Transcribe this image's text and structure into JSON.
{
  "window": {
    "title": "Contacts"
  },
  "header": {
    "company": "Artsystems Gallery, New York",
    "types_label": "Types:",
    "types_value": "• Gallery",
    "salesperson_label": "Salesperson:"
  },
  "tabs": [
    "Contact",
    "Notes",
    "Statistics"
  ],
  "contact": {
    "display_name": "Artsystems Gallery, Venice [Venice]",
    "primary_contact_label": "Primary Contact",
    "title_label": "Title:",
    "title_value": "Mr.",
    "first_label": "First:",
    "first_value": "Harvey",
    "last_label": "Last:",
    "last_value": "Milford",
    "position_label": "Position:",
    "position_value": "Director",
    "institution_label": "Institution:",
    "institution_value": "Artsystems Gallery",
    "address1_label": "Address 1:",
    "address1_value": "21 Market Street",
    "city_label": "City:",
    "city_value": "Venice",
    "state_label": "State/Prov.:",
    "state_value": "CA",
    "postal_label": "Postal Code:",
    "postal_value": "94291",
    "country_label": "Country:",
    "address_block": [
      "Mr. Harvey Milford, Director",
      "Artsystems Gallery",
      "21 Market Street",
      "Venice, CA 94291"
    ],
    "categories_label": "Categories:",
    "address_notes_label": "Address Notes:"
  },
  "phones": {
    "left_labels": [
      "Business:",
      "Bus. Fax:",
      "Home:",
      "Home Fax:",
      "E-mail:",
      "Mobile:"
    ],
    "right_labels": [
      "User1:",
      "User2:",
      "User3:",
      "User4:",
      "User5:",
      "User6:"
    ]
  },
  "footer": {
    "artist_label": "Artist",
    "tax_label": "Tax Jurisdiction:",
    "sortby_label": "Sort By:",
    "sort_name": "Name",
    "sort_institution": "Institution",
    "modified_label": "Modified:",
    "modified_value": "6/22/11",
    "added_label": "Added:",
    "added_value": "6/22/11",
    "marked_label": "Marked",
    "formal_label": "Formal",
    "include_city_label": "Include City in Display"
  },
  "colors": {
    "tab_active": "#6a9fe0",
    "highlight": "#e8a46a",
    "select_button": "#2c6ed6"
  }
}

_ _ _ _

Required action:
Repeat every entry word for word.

Response to this exercise:
Transcribe this image's text and structure into JSON.
{
  "window": {
    "title": "Contacts"
  },
  "header": {
    "company": "Artsystems Gallery, New York",
    "types_label": "Types:",
    "types_value": "• Gallery",
    "salesperson_label": "Salesperson:"
  },
  "tabs": [
    "Contact",
    "Notes",
    "Statistics"
  ],
  "contact": {
    "display_name": "Artsystems Gallery, Venice [Venice]",
    "primary_contact_label": "Primary Contact",
    "title_label": "Title:",
    "title_value": "Mr.",
    "first_label": "First:",
    "first_value": "Harvey",
    "last_label": "Last:",
    "last_value": "Milford",
    "position_label": "Position:",
    "position_value": "Director",
    "institution_label": "Institution:",
    "institution_value": "Artsystems Gallery",
    "address1_label": "Address 1:",
    "address1_value": "21 Market Street",
    "city_label": "City:",
    "city_value": "Venice",
    "state_label": "State/Prov.:",
    "state_value": "CA",
    "postal_label": "Postal Code:",
    "postal_value": "94291",
    "country_label": "Country:",
    "address_block": [
      "Mr. Harvey Milford, Director",
      "Artsystems Gallery",
      "21 Market Street",
      "Venice, CA 94291"
    ],
    "categories_label": "Categories:",
    "address_notes_label": "Address Notes:"
  },
  "phones": {
    "left_labels": [
      "Business:",
      "Bus. Fax:",
      "Home:",
      "Home Fax:",
      "E-mail:",
      "Mobile:"
    ],
    "right_labels": [
      "User1:",
      "User2:",
      "User3:",
      "User4:",
      "User5:",
      "User6:"
    ]
  },
  "footer": {
    "artist_label": "Artist",
    "tax_label": "Tax Jurisdiction:",
    "sortby_label": "Sort By:",
    "sort_name": "Name",
    "sort_institution": "Institution",
    "modified_label": "Modified:",
    "modified_value": "6/22/11",
    "added_label": "Added:",
    "added_value": "6/22/11",
    "marked_label": "Marked",
    "formal_label": "Formal",
    "include_city_label": "Include City in Display"
  },
  "colors": {
    "tab_active": "#6a9fe0",
    "highlight": "#e8a46a",
    "select_button": "#2c6ed6"
  }
}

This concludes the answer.